▸ ABOUT THIS EXERCISE: Go through the data below and return each line containing the word "emoji".

▸ Excerpts from an interface dataset:

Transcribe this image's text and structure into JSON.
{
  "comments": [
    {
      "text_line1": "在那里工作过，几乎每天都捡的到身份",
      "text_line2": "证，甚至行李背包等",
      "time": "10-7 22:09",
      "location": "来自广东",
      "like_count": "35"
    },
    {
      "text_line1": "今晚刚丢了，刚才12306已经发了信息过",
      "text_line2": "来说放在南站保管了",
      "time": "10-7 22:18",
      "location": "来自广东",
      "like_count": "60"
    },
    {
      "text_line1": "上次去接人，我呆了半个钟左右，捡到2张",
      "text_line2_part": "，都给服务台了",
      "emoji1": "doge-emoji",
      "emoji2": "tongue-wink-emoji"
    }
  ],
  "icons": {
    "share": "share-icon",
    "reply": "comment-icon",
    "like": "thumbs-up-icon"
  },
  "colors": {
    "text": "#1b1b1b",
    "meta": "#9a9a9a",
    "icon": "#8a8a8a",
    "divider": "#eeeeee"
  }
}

▸ RESULT:
      "emoji1": "doge-emoji",
      "emoji2": "tongue-wink-emoji"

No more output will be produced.